An occasional nightmare is normal. But recently, Dr. Richard Friedenheim, medical director of the Sleep Disorders Center at Abington-Jefferson Health, said more and more patients have been coming to him about dark, scary dreams infiltrating their minds nearly every night.
Part of it, he said, is because our normal sleep schedules have been disrupted — plus, all the virus-related stress.
“A lot of people are watching really disturbing news close to their bedtimes,” he said. “They’re reviewing disturbing situations. There’s a sense of the unknown, and we’ve actually endorsed social isolation.”

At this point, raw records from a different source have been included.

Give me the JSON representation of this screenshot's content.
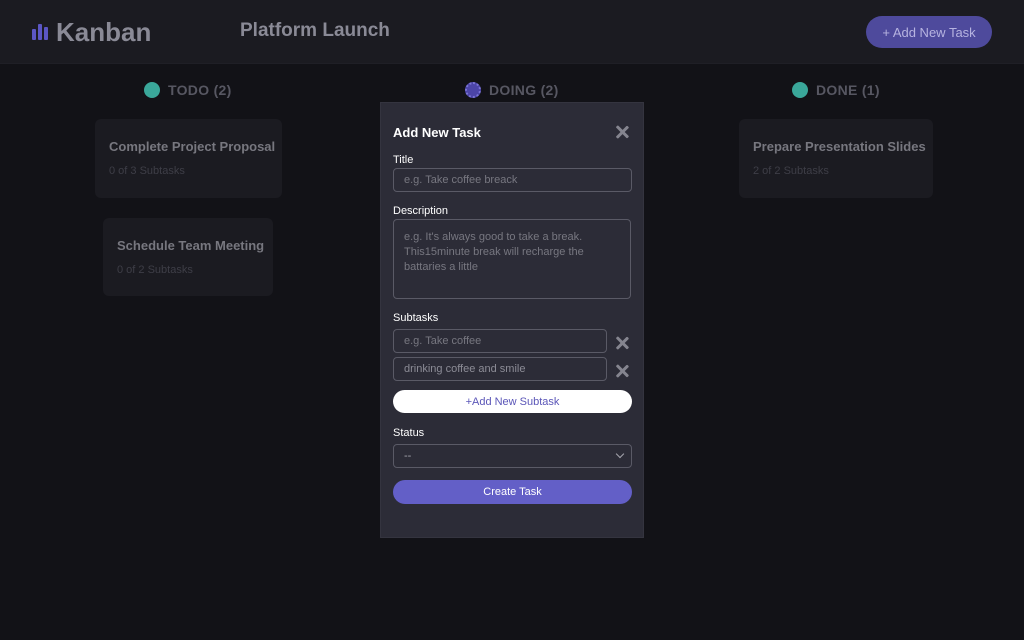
{
  "header": {
    "logo_text": "Kanban",
    "board_title": "Platform Launch",
    "add_task_label": "+ Add New Task"
  },
  "columns": [
    {
      "name": "TODO (2)",
      "dot_color": "#3aa79a",
      "cards": [
        {
          "title": "Complete Project Proposal",
          "subtasks": "0 of 3 Subtasks"
        },
        {
          "title": "Schedule Team Meeting",
          "subtasks": "0 of 2 Subtasks"
        }
      ]
    },
    {
      "name": "DOING (2)",
      "dot_color": "#4c45a8",
      "cards": []
    },
    {
      "name": "DONE (1)",
      "dot_color": "#3aa79a",
      "cards": [
        {
          "title": "Prepare Presentation Slides",
          "subtasks": "2 of 2 Subtasks"
        }
      ]
    }
  ],
  "modal": {
    "title": "Add New Task",
    "title_label": "Title",
    "title_placeholder": "e.g. Take coffee breack",
    "description_label": "Description",
    "description_placeholder": "e.g. It's always good to take a break. This15minute break will recharge the battaries a little",
    "subtasks_label": "Subtasks",
    "subtasks": [
      {
        "value": "",
        "placeholder": "e.g. Take coffee"
      },
      {
        "value": "drinking coffee and smile",
        "placeholder": ""
      }
    ],
    "add_subtask_label": "+Add New Subtask",
    "status_label": "Status",
    "status_value": "--",
    "create_label": "Create Task"
  },
  "colors": {
    "accent": "#635fc7",
    "background": "#121217",
    "modal_bg": "#2c2c37"
  }
}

Instead, he suggests keeping sleep schedules the same as they were before stay-at-home orders. He advised keeping the bedroom dark and cool, placing electronics in another room, avoiding the news before shut-eye, and avoiding alcohol, which can also disrupt your sleep patterns.

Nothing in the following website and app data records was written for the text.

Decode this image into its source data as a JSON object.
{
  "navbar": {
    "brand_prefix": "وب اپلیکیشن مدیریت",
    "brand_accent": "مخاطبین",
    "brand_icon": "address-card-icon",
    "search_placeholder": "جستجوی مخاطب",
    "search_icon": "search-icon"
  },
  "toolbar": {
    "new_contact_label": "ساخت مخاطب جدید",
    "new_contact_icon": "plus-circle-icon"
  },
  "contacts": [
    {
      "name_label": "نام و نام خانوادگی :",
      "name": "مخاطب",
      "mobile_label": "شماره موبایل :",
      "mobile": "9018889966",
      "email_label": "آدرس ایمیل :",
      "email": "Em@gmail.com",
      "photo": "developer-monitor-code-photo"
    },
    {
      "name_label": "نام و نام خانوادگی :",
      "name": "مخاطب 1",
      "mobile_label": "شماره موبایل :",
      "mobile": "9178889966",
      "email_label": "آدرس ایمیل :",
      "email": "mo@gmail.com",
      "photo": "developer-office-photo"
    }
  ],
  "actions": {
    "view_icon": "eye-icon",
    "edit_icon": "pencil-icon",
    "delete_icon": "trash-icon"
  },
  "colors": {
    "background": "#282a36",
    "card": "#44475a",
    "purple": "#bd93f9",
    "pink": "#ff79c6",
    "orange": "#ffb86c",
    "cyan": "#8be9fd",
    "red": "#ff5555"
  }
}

“One of the things we can do to maintain this whole pattern,” he added, “contact with your families. You don’t want to create more social isolation, which can worsen stress, which can lead to further nightmares.”
Insomnia is another big problem. Even for health care workers, sleep is scarce.
“We’re hearing from the physicians, ‘I’m not sleeping at all.’ It’s not just the people cooped up at home, it’s physicians. It’s all of us. We’re in this together, we’ll get through this together,” he encouraged.
Friedenheim reminded everyone that this won’t last forever.
“(Insomnia) is an adaptive mechanism, but we certainly want to resume our prior patterns of sleep. It will be temporary,” Friedenheim said.